» **Instructions to follow**
From first line to last, print the records exactly, but leave out the pictures.

Data about app and page elements
╭──

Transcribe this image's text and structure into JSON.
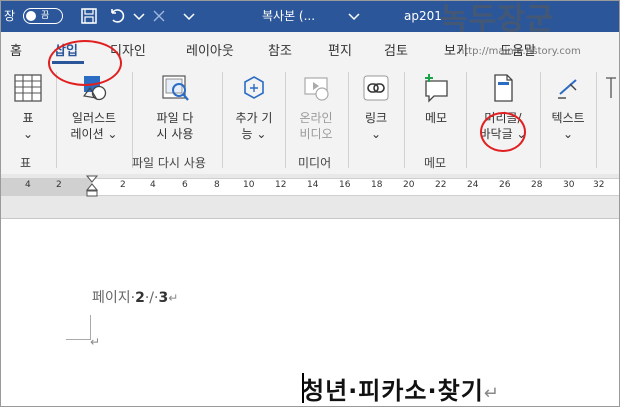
{
  "titlebar": {
    "save_prefix": "장",
    "autosave_label": "끔",
    "doc_title": "복사본 (...",
    "doc_suffix": "ap201"
  },
  "watermark": {
    "text": "녹두장군",
    "url": "http://mainia.tistory.com"
  },
  "tabs": [
    {
      "label": "홈"
    },
    {
      "label": "삽입",
      "active": true
    },
    {
      "label": "디자인"
    },
    {
      "label": "레이아웃"
    },
    {
      "label": "참조"
    },
    {
      "label": "편지"
    },
    {
      "label": "검토"
    },
    {
      "label": "보기"
    },
    {
      "label": "도움말"
    }
  ],
  "ribbon": {
    "table": {
      "line1": "표",
      "line2": "⌄",
      "group": "표"
    },
    "illustrations": {
      "line1": "일러스트",
      "line2": "레이션 ⌄"
    },
    "reuse": {
      "line1": "파일 다",
      "line2": "시 사용",
      "group": "파일 다시 사용"
    },
    "addins": {
      "line1": "추가 기",
      "line2": "능 ⌄"
    },
    "online_video": {
      "line1": "온라인",
      "line2": "비디오",
      "group": "미디어"
    },
    "link": {
      "line1": "링크",
      "line2": "⌄"
    },
    "comment": {
      "line1": "메모",
      "group": "메모"
    },
    "header_footer": {
      "line1": "머리글/",
      "line2": "바닥글 ⌄"
    },
    "text": {
      "line1": "텍스트",
      "line2": "⌄"
    }
  },
  "ruler": {
    "ticks": [
      "4",
      "2",
      "2",
      "4",
      "6",
      "8",
      "10",
      "12",
      "14",
      "16",
      "18",
      "20",
      "22",
      "24",
      "26",
      "28",
      "30",
      "32"
    ]
  },
  "document": {
    "pageinfo_label": "페이지·",
    "pageinfo_current": "2",
    "pageinfo_sep": "·/·",
    "pageinfo_total": "3",
    "paragraph_mark": "↵",
    "heading": "청년·피카소·찾기"
  },
  "colors": {
    "accent": "#2b579a",
    "annotation": "#e02020"
  }
}
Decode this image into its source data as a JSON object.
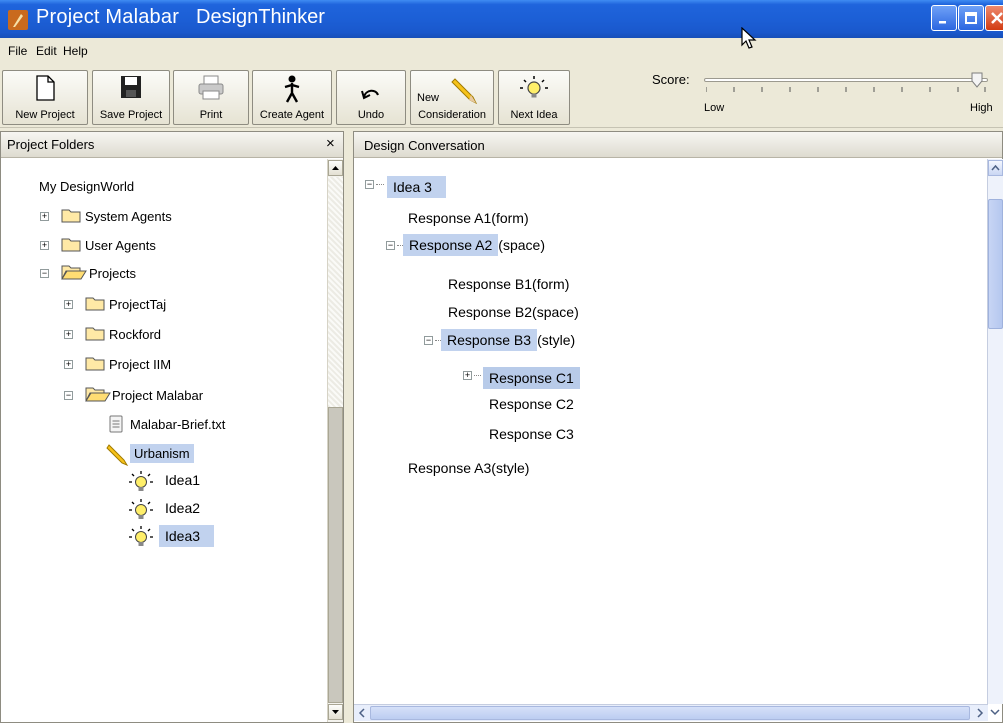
{
  "window": {
    "title": "Project Malabar",
    "app_name": "DesignThinker"
  },
  "menu": [
    "File",
    "Edit",
    "Help"
  ],
  "toolbar": {
    "new_project": "New Project",
    "save_project": "Save Project",
    "print": "Print",
    "create_agent": "Create Agent",
    "undo": "Undo",
    "new_consideration_1": "New",
    "new_consideration_2": "Consideration",
    "next_idea": "Next Idea"
  },
  "score": {
    "label": "Score:",
    "low": "Low",
    "high": "High",
    "value_fraction": 0.96
  },
  "left_panel": {
    "title": "Project Folders",
    "close": "×",
    "root": "My DesignWorld",
    "system_agents": "System Agents",
    "user_agents": "User Agents",
    "projects": "Projects",
    "project_taj": "ProjectTaj",
    "rockford": "Rockford",
    "project_iim": "Project IIM",
    "project_malabar": "Project Malabar",
    "brief_file": "Malabar-Brief.txt",
    "urbanism": "Urbanism",
    "idea1": "Idea1",
    "idea2": "Idea2",
    "idea3": "Idea3"
  },
  "right_panel": {
    "title": "Design Conversation",
    "idea": "Idea 3",
    "a1": "Response A1(form)",
    "a2_hl": "Response A2",
    "a2_rest": "(space)",
    "b1": "Response B1(form)",
    "b2": "Response B2(space)",
    "b3_hl": "Response B3",
    "b3_rest": "(style)",
    "c1": "Response C1",
    "c2": "Response C2",
    "c3": "Response C3",
    "a3": "Response A3(style)"
  }
}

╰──

» **Result of the exercise**
Transcribe this image's text and structure into JSON.
{
  "titlebar": {
    "save_prefix": "장",
    "autosave_label": "끔",
    "doc_title": "복사본 (...",
    "doc_suffix": "ap201"
  },
  "watermark": {
    "text": "녹두장군",
    "url": "http://mainia.tistory.com"
  },
  "tabs": [
    {
      "label": "홈"
    },
    {
      "label": "삽입",
      "active": true
    },
    {
      "label": "디자인"
    },
    {
      "label": "레이아웃"
    },
    {
      "label": "참조"
    },
    {
      "label": "편지"
    },
    {
      "label": "검토"
    },
    {
      "label": "보기"
    },
    {
      "label": "도움말"
    }
  ],
  "ribbon": {
    "table": {
      "line1": "표",
      "line2": "⌄",
      "group": "표"
    },
    "illustrations": {
      "line1": "일러스트",
      "line2": "레이션 ⌄"
    },
    "reuse": {
      "line1": "파일 다",
      "line2": "시 사용",
      "group": "파일 다시 사용"
    },
    "addins": {
      "line1": "추가 기",
      "line2": "능 ⌄"
    },
    "online_video": {
      "line1": "온라인",
      "line2": "비디오",
      "group": "미디어"
    },
    "link": {
      "line1": "링크",
      "line2": "⌄"
    },
    "comment": {
      "line1": "메모",
      "group": "메모"
    },
    "header_footer": {
      "line1": "머리글/",
      "line2": "바닥글 ⌄"
    },
    "text": {
      "line1": "텍스트",
      "line2": "⌄"
    }
  },
  "ruler": {
    "ticks": [
      "4",
      "2",
      "2",
      "4",
      "6",
      "8",
      "10",
      "12",
      "14",
      "16",
      "18",
      "20",
      "22",
      "24",
      "26",
      "28",
      "30",
      "32"
    ]
  },
  "document": {
    "pageinfo_label": "페이지·",
    "pageinfo_current": "2",
    "pageinfo_sep": "·/·",
    "pageinfo_total": "3",
    "paragraph_mark": "↵",
    "heading": "청년·피카소·찾기"
  },
  "colors": {
    "accent": "#2b579a",
    "annotation": "#e02020"
  }
}
Decode this image into its source data as a JSON object.
{
  "window": {
    "title": "Project Malabar",
    "app_name": "DesignThinker"
  },
  "menu": [
    "File",
    "Edit",
    "Help"
  ],
  "toolbar": {
    "new_project": "New Project",
    "save_project": "Save Project",
    "print": "Print",
    "create_agent": "Create Agent",
    "undo": "Undo",
    "new_consideration_1": "New",
    "new_consideration_2": "Consideration",
    "next_idea": "Next Idea"
  },
  "score": {
    "label": "Score:",
    "low": "Low",
    "high": "High",
    "value_fraction": 0.96
  },
  "left_panel": {
    "title": "Project Folders",
    "close": "×",
    "root": "My DesignWorld",
    "system_agents": "System Agents",
    "user_agents": "User Agents",
    "projects": "Projects",
    "project_taj": "ProjectTaj",
    "rockford": "Rockford",
    "project_iim": "Project IIM",
    "project_malabar": "Project Malabar",
    "brief_file": "Malabar-Brief.txt",
    "urbanism": "Urbanism",
    "idea1": "Idea1",
    "idea2": "Idea2",
    "idea3": "Idea3"
  },
  "right_panel": {
    "title": "Design Conversation",
    "idea": "Idea 3",
    "a1": "Response A1(form)",
    "a2_hl": "Response A2",
    "a2_rest": "(space)",
    "b1": "Response B1(form)",
    "b2": "Response B2(space)",
    "b3_hl": "Response B3",
    "b3_rest": "(style)",
    "c1": "Response C1",
    "c2": "Response C2",
    "c3": "Response C3",
    "a3": "Response A3(style)"
  }
}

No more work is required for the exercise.